The poll outcome was later overturned by Kenyan judges amid allegations of poll fraud by the opposition.

Zimbabwe is currently hosting a group of SADC observers who came into the country to assess the electoral environment ahead of national elections in the next few months.

The poll observer group congratulated Foreign Affairs Minister Sibusiso Moyo following his elevation to the influential portfolio last year.

Moyo, a virtually unknown top soldier at the time, became a celebrity overnight when he made the popular television announcement on behalf of the military, indicating they had seized control of government from then President Robert Mugabe in November last year.

“There is a bunch of SADC observers who are here making very profound statements on arrival,” Mandaza said Tuesday.

“Should we trust observers, or should we ban observers? What use are they, really? The SADC and AU observer missions have been a disaster and if it were not for the Common Wealth Observer Mission in 2002 and EU, it might be a different narrative in this country.”
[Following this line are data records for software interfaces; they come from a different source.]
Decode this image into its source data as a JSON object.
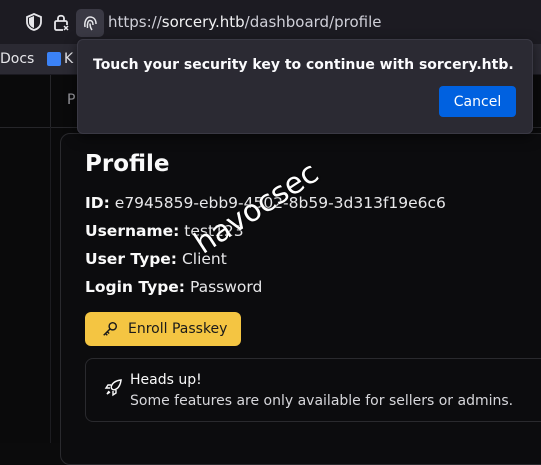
{
  "browser": {
    "url_prefix": "https://",
    "url_host": "sorcery.htb",
    "url_path": "/dashboard/profile",
    "icons": [
      "shield-icon",
      "lock-icon",
      "fingerprint-icon"
    ]
  },
  "bookmarks": {
    "items": [
      {
        "label": "Docs"
      },
      {
        "label": "K"
      }
    ]
  },
  "topnav": {
    "partial_label": "P"
  },
  "popup": {
    "message": "Touch your security key to continue with sorcery.htb.",
    "cancel_label": "Cancel"
  },
  "profile": {
    "title": "Profile",
    "id_label": "ID:",
    "id_value": "e7945859-ebb9-4502-8b59-3d313f19e6c6",
    "username_label": "Username:",
    "username_value": "test123",
    "usertype_label": "User Type:",
    "usertype_value": "Client",
    "logintype_label": "Login Type:",
    "logintype_value": "Password",
    "enroll_label": "Enroll Passkey"
  },
  "alert": {
    "heading": "Heads up!",
    "description": "Some features are only available for sellers or admins."
  },
  "watermark": "havocsec",
  "colors": {
    "accent_yellow": "#f4c542",
    "button_blue": "#0061e0",
    "page_bg": "#0a0a0b"
  }
}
Mandaza’s comments followed lawyer and rights activist Tony Reeler’s presentation in which he said while referring to a recent research that ordinary African citizens did not believe elections on their different lands were a credible source of achieving democracy.

He added: “Should we have observers only who are credible and therefore objective than partisan ones which are likely to be the case with the AU and SADC. They are partisan. We had a coup in this country but neither AU nor SADC have said so in the face of a blatant coup.

“Should we trust AU and SADC observers? I think not. They should be disqualified from observing. Until they can be proven that they are objective which they are not, I don’t think we should rely on them at all.”

Since the 2002 elections which the EU observers dismissed as skewed in favour of then incumbent President Mugabe, the Zanu PF led regime has refused to open its doors to western observers citing inherent bias against it.

However, President Emmerson Mnangagwa has pledged to invite western observers for Zimbabwe’s harmonised elections slated for later this year.